"The problems facing the Orleans Parish Justice Center are not incapable of being remedied. The court is firmly convinced that, with the assistance of the monitors, dedicated corrections staff and the parties, the outstanding compliance issues will be resolved," he said.
Maynard’s sudden departure drew a mixed reaction from observers.
Emily Washington, who as a lawyer at the MacArthur Justice Center in New Orleans represents the jail inmates before Africk, said Maynard had been a disappointment.
“Gary Maynard’s tenure has been marked with a deterioration of the conditions in the jail, not progress. Unfortunately, he did not overhaul the senior leadership or culture at the jail, and the long-broken systems remain unchanged,” she said. "We hope that with Director Maynard’s departure we can finally begin to fix the significant but correctable problems at the jail which place people’s lives at risk everyday.”
On the other hand, Rafael Goyeneche, the president of the Metropolitan Crime Commission, said the ills outlined in the latest monitors’ report were not Maynard’s fault. Goyeneche sat on a committee that helped Gusman pick Maynard for the job.
“I thought he was clearly the best choice, but the problems with this jail are more than just with the leader,” Goyeneche said. “You don’t turn this aircraft carrier around in 15 months, and that’s not because of any deficiencies on his part.”
Gusman thanked Maynard in a statement.
"His accomplishments resulted in long sought-after pay increases for deputies, a significant increase in budget appropriations, and progress on plans for operational improvements. We will continue to build on the improvements made by Director Maynard, and we wish him well in his future endeavors," Gusman said.
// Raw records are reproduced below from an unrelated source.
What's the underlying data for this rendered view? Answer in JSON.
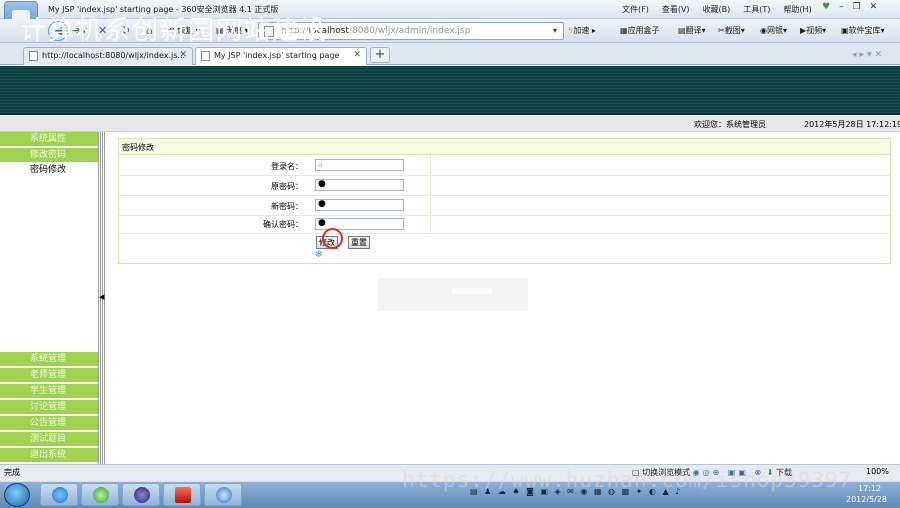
{
  "window": {
    "title": "My JSP 'index.jsp' starting page - 360安全浏览器 4.1 正式版",
    "menus": [
      "文件(F)",
      "查看(V)",
      "收藏(B)",
      "工具(T)",
      "帮助(H)"
    ],
    "controls": [
      "♥",
      "–",
      "❐",
      "✕"
    ]
  },
  "toolbar": {
    "back_icon": "back-arrow-icon",
    "forward_icon": "forward-arrow-icon",
    "restore_label": "恢复",
    "trace_label": "无痕",
    "address": {
      "prefix": "http://",
      "host": "localhost",
      "rest": ":8080/wljx/admin/index.jsp"
    },
    "speedup_label": "加速",
    "extensions": [
      "应用盒子",
      "翻译",
      "截图",
      "网银",
      "视频",
      "软件宝库"
    ]
  },
  "tabs": [
    {
      "label": "http://localhost:8080/wljx/index.js...",
      "active": false
    },
    {
      "label": "My JSP 'index.jsp' starting page",
      "active": true
    }
  ],
  "site": {
    "title": "计算机系创新园网站建设",
    "welcome": "欢迎您：系统管理员",
    "datetime": "2012年5月28日   17:12:19"
  },
  "sidebar": {
    "top_items": [
      {
        "label": "系统属性",
        "style": "green"
      },
      {
        "label": "修改密码",
        "style": "green"
      },
      {
        "label": "密码修改",
        "style": "plain"
      }
    ],
    "bottom_items": [
      {
        "label": "系统管理"
      },
      {
        "label": "老师管理"
      },
      {
        "label": "学生管理"
      },
      {
        "label": "讨论管理"
      },
      {
        "label": "公告管理"
      },
      {
        "label": "测试题目"
      },
      {
        "label": "退出系统"
      }
    ]
  },
  "form": {
    "title": "密码修改",
    "fields": [
      {
        "label": "登录名：",
        "value": "a",
        "kind": "text"
      },
      {
        "label": "原密码：",
        "value": "●",
        "kind": "password"
      },
      {
        "label": "新密码：",
        "value": "●",
        "kind": "password"
      },
      {
        "label": "确认密码：",
        "value": "●",
        "kind": "password"
      }
    ],
    "submit_label": "修改",
    "reset_label": "重置"
  },
  "statusbar": {
    "status": "完成",
    "mode": "切换浏览模式",
    "download": "下载",
    "zoom": "100%"
  },
  "taskbar": {
    "time": "17:12",
    "date": "2012/5/28"
  },
  "watermark": "https://www.huzhan.com/ishop39397",
  "colors": {
    "banner": "#0c3f3f",
    "sidebar_green": "#9fd24f",
    "panel_head": "#f7fbe2",
    "cursor_ring": "#e02a1d"
  }
}
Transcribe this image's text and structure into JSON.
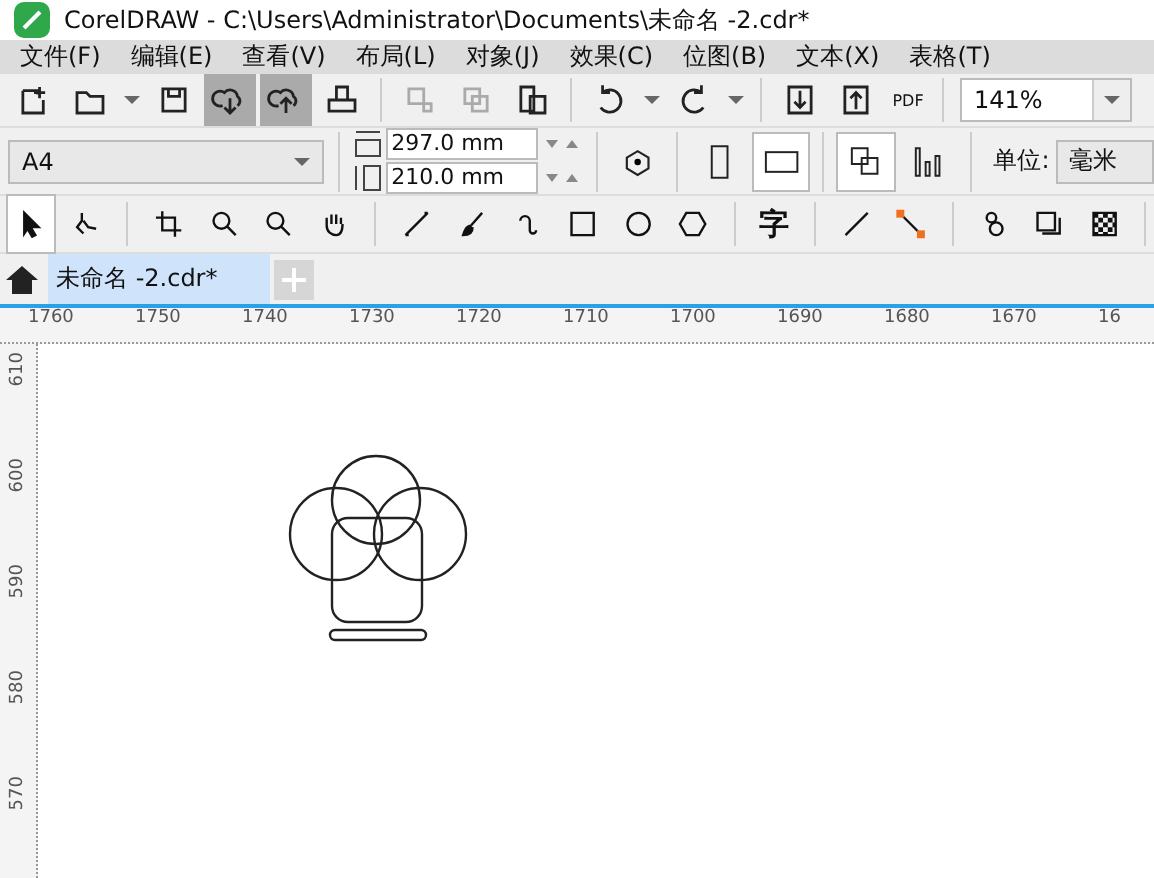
{
  "window": {
    "title": "CorelDRAW - C:\\Users\\Administrator\\Documents\\未命名 -2.cdr*"
  },
  "menu": [
    "文件(F)",
    "编辑(E)",
    "查看(V)",
    "布局(L)",
    "对象(J)",
    "效果(C)",
    "位图(B)",
    "文本(X)",
    "表格(T)"
  ],
  "toolbar": {
    "buttons": [
      {
        "kind": "new",
        "selected": false
      },
      {
        "kind": "open",
        "selected": false
      },
      {
        "kind": "save",
        "selected": false
      },
      {
        "kind": "download",
        "selected": true
      },
      {
        "kind": "upload",
        "selected": true
      },
      {
        "kind": "print",
        "selected": false
      },
      {
        "kind": "cut",
        "selected": false
      },
      {
        "kind": "copy",
        "selected": false
      },
      {
        "kind": "paste",
        "selected": false
      },
      {
        "kind": "undo",
        "selected": false
      },
      {
        "kind": "redo",
        "selected": false
      },
      {
        "kind": "import",
        "selected": false
      },
      {
        "kind": "export",
        "selected": false
      }
    ],
    "pdf_label": "PDF",
    "zoom": "141%"
  },
  "property_bar": {
    "page_size": "A4",
    "width": "297.0 mm",
    "height": "210.0 mm",
    "portrait_selected": false,
    "landscape_selected": true,
    "units_label": "单位:",
    "units": "毫米"
  },
  "toolbox": [
    {
      "kind": "pick",
      "selected": true
    },
    {
      "kind": "shape",
      "selected": false
    },
    {
      "kind": "crop",
      "selected": false
    },
    {
      "kind": "zoom",
      "selected": false
    },
    {
      "kind": "zoom",
      "selected": false
    },
    {
      "kind": "pan",
      "selected": false
    },
    {
      "kind": "curve",
      "selected": false
    },
    {
      "kind": "brush",
      "selected": false
    },
    {
      "kind": "spiral",
      "selected": false
    },
    {
      "kind": "rect",
      "selected": false
    },
    {
      "kind": "ellipse",
      "selected": false
    },
    {
      "kind": "polygon",
      "selected": false
    },
    {
      "kind": "text",
      "selected": false,
      "label": "字"
    },
    {
      "kind": "line",
      "selected": false
    },
    {
      "kind": "connector",
      "selected": false
    },
    {
      "kind": "blend",
      "selected": false
    },
    {
      "kind": "shadow",
      "selected": false
    },
    {
      "kind": "transparency",
      "selected": false
    }
  ],
  "tabs": [
    {
      "label": "未命名 -2.cdr*",
      "selected": true
    }
  ],
  "ruler": {
    "horizontal": [
      "1760",
      "1750",
      "1740",
      "1730",
      "1720",
      "1710",
      "1700",
      "1690",
      "1680",
      "1670",
      "16"
    ],
    "vertical": [
      "610",
      "600",
      "590",
      "580",
      "570"
    ]
  }
}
Maynard was instrumental in repairing the relationship between the Sheriff's Office and the administration of Mayor Mitch Landrieu, which had deteriorated badly. A city spokesman thanked him in a statement.
"The City of New Orleans thanks Gary Maynard for his service and for taking on this incredibly difficult task. We appreciate all of his hard work and wish him the best in his future endeavors," said Tyronne Walker.
Hodge, who will become acting compliance director next month, is an Army veteran and former police officer who led two large jails in Virginia before retiring. Until Monday, Hodge had served on the team of monitors appointed by Africk.
Hodge has been critical of the jail’s management in the past. At the 2016 hearing that led the judge to strip Gusman of his powers, Hodge said he saw inmates sleeping on the floor or using their hands in lieu of toilet paper on one tour.
“It seems that staff did not have psychological control of the facility,” Hodge said, “and as a result, they did not have physical control of the facility.”
More than two years after the Sheriff’s Office opened the $150 million Orleans Justice Center, similar problems persist. They will now be Hodge’s to solve.